Exercise data:
========================================

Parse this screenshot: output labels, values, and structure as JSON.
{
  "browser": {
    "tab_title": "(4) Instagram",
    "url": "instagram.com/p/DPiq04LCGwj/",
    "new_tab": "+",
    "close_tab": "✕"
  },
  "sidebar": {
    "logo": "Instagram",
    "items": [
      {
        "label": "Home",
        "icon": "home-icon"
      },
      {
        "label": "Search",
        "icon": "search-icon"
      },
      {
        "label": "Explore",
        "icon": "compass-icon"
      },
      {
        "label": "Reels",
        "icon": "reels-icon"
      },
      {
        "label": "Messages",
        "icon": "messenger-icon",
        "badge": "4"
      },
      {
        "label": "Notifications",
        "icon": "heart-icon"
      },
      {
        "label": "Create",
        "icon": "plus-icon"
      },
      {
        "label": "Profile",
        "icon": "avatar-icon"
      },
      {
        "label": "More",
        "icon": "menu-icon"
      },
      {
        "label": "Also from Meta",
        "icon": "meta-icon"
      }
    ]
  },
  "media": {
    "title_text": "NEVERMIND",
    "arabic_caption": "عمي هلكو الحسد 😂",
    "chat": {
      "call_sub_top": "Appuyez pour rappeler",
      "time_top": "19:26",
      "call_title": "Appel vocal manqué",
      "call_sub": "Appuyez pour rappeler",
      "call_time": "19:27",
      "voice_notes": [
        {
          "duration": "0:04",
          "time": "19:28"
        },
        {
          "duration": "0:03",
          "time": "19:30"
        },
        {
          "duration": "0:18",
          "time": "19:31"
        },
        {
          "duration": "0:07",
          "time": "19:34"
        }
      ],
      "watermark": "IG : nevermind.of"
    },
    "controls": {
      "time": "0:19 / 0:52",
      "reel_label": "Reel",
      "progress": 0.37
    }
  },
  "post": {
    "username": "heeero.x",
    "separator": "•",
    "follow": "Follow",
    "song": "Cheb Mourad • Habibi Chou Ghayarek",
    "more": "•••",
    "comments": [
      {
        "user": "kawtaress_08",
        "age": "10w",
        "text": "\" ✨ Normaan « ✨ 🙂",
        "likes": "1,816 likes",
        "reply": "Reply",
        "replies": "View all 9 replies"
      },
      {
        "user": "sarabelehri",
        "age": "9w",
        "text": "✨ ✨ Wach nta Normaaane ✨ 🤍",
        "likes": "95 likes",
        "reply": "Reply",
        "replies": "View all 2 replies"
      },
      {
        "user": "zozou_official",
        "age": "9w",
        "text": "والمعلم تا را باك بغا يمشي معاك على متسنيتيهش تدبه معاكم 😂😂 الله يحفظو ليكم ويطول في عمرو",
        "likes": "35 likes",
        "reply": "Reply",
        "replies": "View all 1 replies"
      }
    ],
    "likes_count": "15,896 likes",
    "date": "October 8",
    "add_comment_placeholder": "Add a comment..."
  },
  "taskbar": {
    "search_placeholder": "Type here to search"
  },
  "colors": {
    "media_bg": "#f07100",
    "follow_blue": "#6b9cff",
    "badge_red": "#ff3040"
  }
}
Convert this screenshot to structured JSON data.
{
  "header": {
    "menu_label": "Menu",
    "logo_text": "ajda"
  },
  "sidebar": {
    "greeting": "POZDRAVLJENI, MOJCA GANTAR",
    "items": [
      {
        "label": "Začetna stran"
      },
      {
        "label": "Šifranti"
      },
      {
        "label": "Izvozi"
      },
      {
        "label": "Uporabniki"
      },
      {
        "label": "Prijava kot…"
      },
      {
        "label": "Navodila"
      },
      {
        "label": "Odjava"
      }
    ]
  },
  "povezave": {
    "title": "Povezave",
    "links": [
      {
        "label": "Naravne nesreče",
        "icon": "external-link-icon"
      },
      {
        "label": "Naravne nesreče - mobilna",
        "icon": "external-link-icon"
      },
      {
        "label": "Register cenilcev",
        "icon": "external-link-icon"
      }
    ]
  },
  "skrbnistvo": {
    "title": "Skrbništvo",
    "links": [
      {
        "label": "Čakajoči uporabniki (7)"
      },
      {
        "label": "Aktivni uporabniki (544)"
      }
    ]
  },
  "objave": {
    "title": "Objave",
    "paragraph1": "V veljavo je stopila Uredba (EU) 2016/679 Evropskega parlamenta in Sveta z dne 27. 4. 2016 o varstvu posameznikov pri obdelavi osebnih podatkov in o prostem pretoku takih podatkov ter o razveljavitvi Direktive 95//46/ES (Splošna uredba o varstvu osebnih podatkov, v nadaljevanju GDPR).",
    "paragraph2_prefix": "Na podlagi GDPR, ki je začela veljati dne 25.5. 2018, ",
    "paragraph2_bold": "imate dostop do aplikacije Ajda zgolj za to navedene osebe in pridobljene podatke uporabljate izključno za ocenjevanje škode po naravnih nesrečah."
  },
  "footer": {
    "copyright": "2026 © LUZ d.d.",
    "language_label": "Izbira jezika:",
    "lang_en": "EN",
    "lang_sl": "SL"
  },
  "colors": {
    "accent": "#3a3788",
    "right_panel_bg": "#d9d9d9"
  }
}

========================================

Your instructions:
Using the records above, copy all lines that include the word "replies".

Answer to this exercise:
        "replies": "View all 9 replies"
        "replies": "View all 2 replies"
        "replies": "View all 1 replies"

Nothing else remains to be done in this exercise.